Walcott, Costa, "Taking a load off: Load balancing with balance", Aug. 17, 2005, 7 pages.
Wessels, et al., "ICP and the Squid Web Cache", In Proceedings of IEEE Journal on Selected Areas in Communications, Aug. 13, 1997, 25 Pages.
White Paper, Equalizer, "Purpose-Built Load Balancing the Advantages of Coyote Point Equalizer over Software-based Solutions", Copyright 2004 Coyote Point Systems, Inc. 9 pages.

Also Published As

Publication number Publication date Type
US9160805B2 (en) 2015-10-13 grant
US8612550B2 (en) 2013-12-17 grant
US20120203866A1 (en) 2012-08-09 application
US20150381757A1 (en) 2015-12-31 application
US20140095649A1 (en) 2014-04-03 application

Similar Documents

Publication Publication Date Title
Nygren et al. The akamai network: a platform for high-performance internet applications
US6360273B1 (en) Method for collaborative transformation and caching of web objects in a proxy network
US7937477B1 (en) Transparent session persistence management by a cache server in a content delivery network
US8321568B2 (en) Content management
US7240100B1 (en) Content delivery network (CDN) content server request handling mechanism with metadata framework support
US6542964B1 (en) Cost-based optimization for content distribution using dynamic protocol selection and query resolution for cache server
US7254634B1 (en) Managing web tier session state objects in a content delivery network (CDN)
US7085825B1 (en) Apparatus, method and system for improving application performance across a communications network
US20120209942A1 (en) System combining a cdn reverse proxy and an edge forward proxy with secure connections
US6892218B2 (en) Extending network services using mobile agents
US20100121975A1 (en) Systems and Methods For Application Fluency Policies
US20130159472A1 (en) Content delivery network
US7519734B1 (en) System and method for routing service requests
US7062570B2 (en) High performance server farm with tagging and pipelining
US20130339429A1 (en) Dns query processing using resource identifiers specifying an application broker
US20030074403A1 (en) Methods and apparatus for peer-to-peer services
US20080208961A1 (en) Parallel retrieval system
US20060085549A1 (en) Methods, systems and computer program products for dynamically updating session state affinity
US20080250099A1 (en) On-Demand Propagation of Routing Information in Distributed Computing System
US20120033673A1 (en) Systems and methods for a para-vitualized driver in a multi-core virtual packet engine device
US20050097185A1 (en) Localization link system
US20030009518A1 (en) Method and apparatus for peer-to-peer services
US7904562B2 (en) Server and connecting destination server switch control method
US20080228923A1 (en) Server-Side Connection Resource Pooling
US20040205162A1 (en) Method of executing an edge-enabled application in a content delivery network (CDN)

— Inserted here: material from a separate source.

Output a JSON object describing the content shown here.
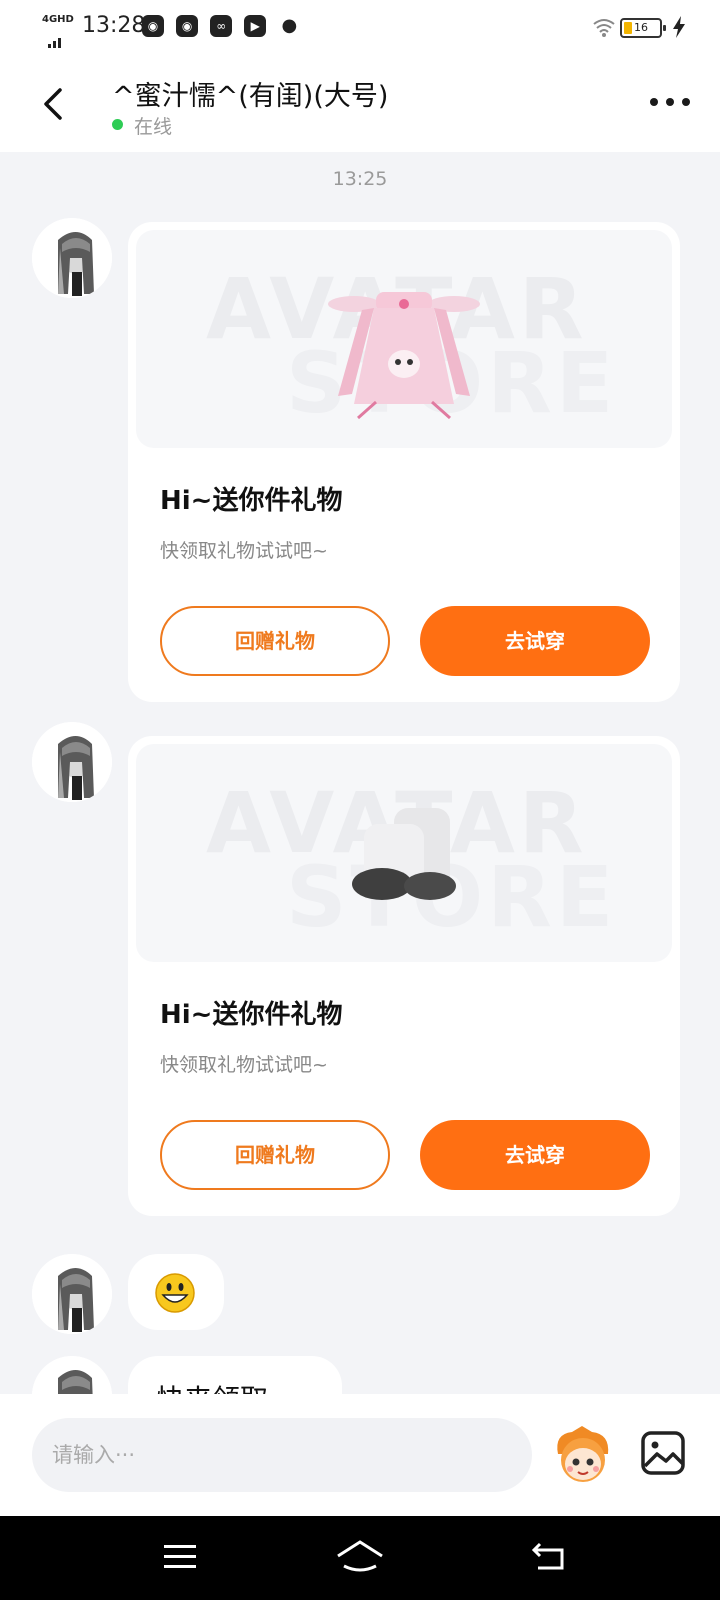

Legal Events

Date Code Title Description
AS Assignment

Owner name: MICROSOFT CORPORATION, WASHINGTON

Free format text: ASSIGNMENT OF ASSIGNORS INTEREST;ASSIGNORS:YOO, WON SUK;HOLT, NICK;LOPEZ, DANIEL VASQUEZ;AND OTHERS;SIGNING DATES FROM 20110204 TO 20110207;REEL/FRAME:039827/0333

Owner name: MICROSOFT TECHNOLOGY LICENSING, LLC, WASHINGTON

Free format text: ASSIGNMENT OF ASSIGNORS INTEREST;ASSIGNOR:MICROSOFT CORPORATION;REEL/FRAME:039827/0444

Effective date: 20141014